**What you are asked to do**
The required output is all lines below that contain the word "panel".

[[ Provided records, beginning ]]

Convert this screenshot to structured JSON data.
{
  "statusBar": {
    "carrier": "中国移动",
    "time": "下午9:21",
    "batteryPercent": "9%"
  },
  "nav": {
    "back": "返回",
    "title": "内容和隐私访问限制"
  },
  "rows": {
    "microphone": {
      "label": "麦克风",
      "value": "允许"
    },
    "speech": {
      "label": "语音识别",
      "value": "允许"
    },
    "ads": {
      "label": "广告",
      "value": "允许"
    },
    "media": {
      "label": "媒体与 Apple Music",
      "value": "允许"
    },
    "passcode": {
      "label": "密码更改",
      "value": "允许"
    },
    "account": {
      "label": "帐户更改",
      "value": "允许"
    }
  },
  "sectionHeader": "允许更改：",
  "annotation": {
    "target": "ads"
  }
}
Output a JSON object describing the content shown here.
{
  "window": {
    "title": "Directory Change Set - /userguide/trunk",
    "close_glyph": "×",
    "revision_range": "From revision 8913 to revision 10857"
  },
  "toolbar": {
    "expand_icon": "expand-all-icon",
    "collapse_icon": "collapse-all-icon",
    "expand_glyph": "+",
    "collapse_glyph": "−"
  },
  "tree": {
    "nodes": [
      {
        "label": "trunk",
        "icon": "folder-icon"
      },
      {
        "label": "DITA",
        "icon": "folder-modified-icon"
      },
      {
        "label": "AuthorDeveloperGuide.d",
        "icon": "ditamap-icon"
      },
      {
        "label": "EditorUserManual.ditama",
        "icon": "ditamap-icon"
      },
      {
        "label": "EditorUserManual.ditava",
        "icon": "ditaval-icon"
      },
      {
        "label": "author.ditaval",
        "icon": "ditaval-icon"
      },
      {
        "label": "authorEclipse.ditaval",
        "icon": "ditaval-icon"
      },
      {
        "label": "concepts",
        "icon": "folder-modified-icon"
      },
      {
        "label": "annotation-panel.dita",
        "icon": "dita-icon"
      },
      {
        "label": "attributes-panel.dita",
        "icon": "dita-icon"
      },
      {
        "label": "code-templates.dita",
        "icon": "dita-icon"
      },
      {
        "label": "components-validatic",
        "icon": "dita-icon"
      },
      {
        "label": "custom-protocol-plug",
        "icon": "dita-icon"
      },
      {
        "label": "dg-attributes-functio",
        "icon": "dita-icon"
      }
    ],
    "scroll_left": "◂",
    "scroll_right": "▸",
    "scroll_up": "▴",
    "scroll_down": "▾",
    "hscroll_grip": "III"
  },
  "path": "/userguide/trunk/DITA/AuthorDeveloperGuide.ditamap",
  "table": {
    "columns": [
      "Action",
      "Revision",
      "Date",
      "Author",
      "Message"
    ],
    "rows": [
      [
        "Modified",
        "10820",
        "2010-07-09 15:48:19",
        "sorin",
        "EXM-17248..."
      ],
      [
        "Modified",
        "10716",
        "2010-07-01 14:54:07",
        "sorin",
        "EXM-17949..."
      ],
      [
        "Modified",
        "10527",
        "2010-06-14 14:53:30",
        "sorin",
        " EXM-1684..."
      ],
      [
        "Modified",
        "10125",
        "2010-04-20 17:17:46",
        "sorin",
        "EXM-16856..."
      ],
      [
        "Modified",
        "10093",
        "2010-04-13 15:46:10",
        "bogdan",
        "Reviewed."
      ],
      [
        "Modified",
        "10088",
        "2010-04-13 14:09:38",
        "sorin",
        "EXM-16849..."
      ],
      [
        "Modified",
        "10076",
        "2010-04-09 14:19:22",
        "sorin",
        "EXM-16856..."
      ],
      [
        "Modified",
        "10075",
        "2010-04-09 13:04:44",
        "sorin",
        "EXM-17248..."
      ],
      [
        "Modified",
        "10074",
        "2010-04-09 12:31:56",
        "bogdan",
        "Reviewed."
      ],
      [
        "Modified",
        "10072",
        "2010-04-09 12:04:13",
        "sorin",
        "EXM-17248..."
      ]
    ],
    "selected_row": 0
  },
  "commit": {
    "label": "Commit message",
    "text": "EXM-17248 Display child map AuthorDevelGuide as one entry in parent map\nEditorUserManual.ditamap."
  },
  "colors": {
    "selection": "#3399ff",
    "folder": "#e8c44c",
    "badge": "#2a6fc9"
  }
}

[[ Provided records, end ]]

**Solution to this problem**
        "label": "annotation-panel.dita",
        "label": "attributes-panel.dita",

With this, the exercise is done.